 Sharp, Jane. The Midwives Book, or, The Whole Art of Midwifry Discovered.: Directing Childbearing Women How to Behave Themselves in Their Conception, Breeding, Bearing, and Nursing of Children in Six Books, viz. … / By Mrs. Jane Sharp Practitioner in the Art of Midwifry above Thirty Years. Vol. 2011 April (TCP phase 2), 1671. http://name.umdl.umich.edu/A93039.0001.001.
 Bartholomaeus, Anglicus. De Proprietatibus Rerum. Edited by Batman, Stephen. 2003rd-01 (EEBO-TCP Phase 1). ed., 1582. http://name.umdl.umich.edu/A05237.0001.001. Book IV. I could find a dozen of these. I just like this one because the translation includes the original Latin.
 Salmon, William. Doron Medicum, or, A Supplement to the New London Dispensatory in III Books: 2012 November (TCP phase 2). London, England: Printed for T. Dawks, T. Bassett, J. Wright and R. Chiswell, 1683. http://name.umdl.umich.edu/A60600.0001.001. pp 440.
 Dioscorides Pedanius. De Materia Medica. Translated by Beck, Lily. 2005 Translation. Altertumswissenschaftliche Texte Und Studien, Bd. 38. Hildesheim ; New York: Olms-Weidmann, ca. 65. pp 204.
 Galen. Galen: On the Properties of Foodstuffs. Translated by Owen Powell. 2003 Translation. Cambridge, UK: Cambridge University Press, 160AD.

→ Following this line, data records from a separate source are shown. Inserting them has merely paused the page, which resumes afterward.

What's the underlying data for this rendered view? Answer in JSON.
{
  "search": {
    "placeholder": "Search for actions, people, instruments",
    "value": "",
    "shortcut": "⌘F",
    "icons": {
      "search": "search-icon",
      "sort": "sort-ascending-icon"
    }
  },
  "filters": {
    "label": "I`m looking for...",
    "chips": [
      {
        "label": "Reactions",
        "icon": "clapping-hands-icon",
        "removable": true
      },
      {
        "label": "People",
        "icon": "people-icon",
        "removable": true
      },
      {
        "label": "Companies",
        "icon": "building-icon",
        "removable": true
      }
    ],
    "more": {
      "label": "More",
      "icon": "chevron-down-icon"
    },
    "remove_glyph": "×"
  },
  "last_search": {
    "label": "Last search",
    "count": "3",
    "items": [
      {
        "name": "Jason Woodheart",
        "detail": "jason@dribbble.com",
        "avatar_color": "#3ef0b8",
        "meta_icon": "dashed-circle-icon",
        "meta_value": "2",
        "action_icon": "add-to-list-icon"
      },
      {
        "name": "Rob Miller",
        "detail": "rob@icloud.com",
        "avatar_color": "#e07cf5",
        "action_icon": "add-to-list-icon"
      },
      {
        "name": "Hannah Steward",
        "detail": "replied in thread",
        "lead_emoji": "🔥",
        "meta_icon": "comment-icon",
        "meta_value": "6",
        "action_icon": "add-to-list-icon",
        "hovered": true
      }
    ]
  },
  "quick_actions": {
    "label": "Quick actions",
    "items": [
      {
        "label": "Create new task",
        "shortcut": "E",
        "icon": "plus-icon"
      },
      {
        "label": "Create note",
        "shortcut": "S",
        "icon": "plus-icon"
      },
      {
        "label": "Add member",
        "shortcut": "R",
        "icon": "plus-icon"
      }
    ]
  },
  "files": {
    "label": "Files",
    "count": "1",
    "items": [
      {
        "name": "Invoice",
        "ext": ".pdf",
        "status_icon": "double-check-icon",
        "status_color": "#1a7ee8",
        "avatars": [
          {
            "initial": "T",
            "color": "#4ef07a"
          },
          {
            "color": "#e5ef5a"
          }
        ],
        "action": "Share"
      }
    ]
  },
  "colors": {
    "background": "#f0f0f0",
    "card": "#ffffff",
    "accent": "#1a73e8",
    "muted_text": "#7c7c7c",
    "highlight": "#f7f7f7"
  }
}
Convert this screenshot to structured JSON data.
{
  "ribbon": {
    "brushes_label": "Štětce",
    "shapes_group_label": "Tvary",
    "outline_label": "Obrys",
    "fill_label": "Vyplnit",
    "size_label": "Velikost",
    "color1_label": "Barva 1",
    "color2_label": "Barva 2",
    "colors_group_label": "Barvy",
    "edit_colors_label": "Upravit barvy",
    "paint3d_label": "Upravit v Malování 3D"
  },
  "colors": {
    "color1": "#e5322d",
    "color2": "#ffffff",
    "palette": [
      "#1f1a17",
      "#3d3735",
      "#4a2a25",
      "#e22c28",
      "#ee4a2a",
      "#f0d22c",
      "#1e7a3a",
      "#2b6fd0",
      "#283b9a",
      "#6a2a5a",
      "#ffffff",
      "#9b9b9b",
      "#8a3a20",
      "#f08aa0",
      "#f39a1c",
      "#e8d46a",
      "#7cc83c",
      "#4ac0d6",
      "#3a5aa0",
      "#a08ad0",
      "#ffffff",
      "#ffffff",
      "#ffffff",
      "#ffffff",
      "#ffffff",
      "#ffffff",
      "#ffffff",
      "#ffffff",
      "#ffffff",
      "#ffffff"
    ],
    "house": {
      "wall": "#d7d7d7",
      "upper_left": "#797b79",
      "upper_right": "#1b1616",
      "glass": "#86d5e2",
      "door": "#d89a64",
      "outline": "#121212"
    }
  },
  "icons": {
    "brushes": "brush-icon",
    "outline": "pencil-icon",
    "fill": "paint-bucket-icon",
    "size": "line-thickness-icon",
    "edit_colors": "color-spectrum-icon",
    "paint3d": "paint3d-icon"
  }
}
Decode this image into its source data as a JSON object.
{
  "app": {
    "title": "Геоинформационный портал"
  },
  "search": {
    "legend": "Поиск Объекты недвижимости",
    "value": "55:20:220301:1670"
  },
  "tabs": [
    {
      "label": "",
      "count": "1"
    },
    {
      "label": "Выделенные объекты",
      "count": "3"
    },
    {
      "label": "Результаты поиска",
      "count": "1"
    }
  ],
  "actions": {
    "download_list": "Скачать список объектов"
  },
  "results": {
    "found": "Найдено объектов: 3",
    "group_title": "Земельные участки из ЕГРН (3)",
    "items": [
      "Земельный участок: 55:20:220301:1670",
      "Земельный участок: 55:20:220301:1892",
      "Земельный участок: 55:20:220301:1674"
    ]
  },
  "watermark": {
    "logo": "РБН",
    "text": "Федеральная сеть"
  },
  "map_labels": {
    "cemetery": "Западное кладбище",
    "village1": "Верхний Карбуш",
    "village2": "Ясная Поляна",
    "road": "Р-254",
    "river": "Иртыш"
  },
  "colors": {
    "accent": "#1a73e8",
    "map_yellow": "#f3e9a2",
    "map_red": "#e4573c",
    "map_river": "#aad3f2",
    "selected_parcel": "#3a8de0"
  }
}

 Sīnā, Ibn. Canon of Medicine Book II: Materia Medica. 1998 Translation. Vol. 2. 5 vols. New Delhi, India: Department of Islamic Studies, 1025. pp 142.
 Green, Monica, trans. Trotula: An English Translation of the Medieval Compendium of Women’s Medicine. 2001 Translation. Philadelphia, PA: University of Pennsylvania Press, 1100.
 Gerard, John. The Herbal Or General History of Plants. Edited by Johnson, Thomas. 1975 Reprint. New York, NY: Dover Publication, 1633.
 Parkinson, John. Theatrum Botanicum. London, England: The Cotes, 1640.
 Culpeper, Nicholas. Culpeper’s Directory for Midwives: Or a Guide for Women. The Second Part. London, England: George Sawbridge, at the Sign of the Bible on Ludgate-Hill., 1676. pp 39 & 101.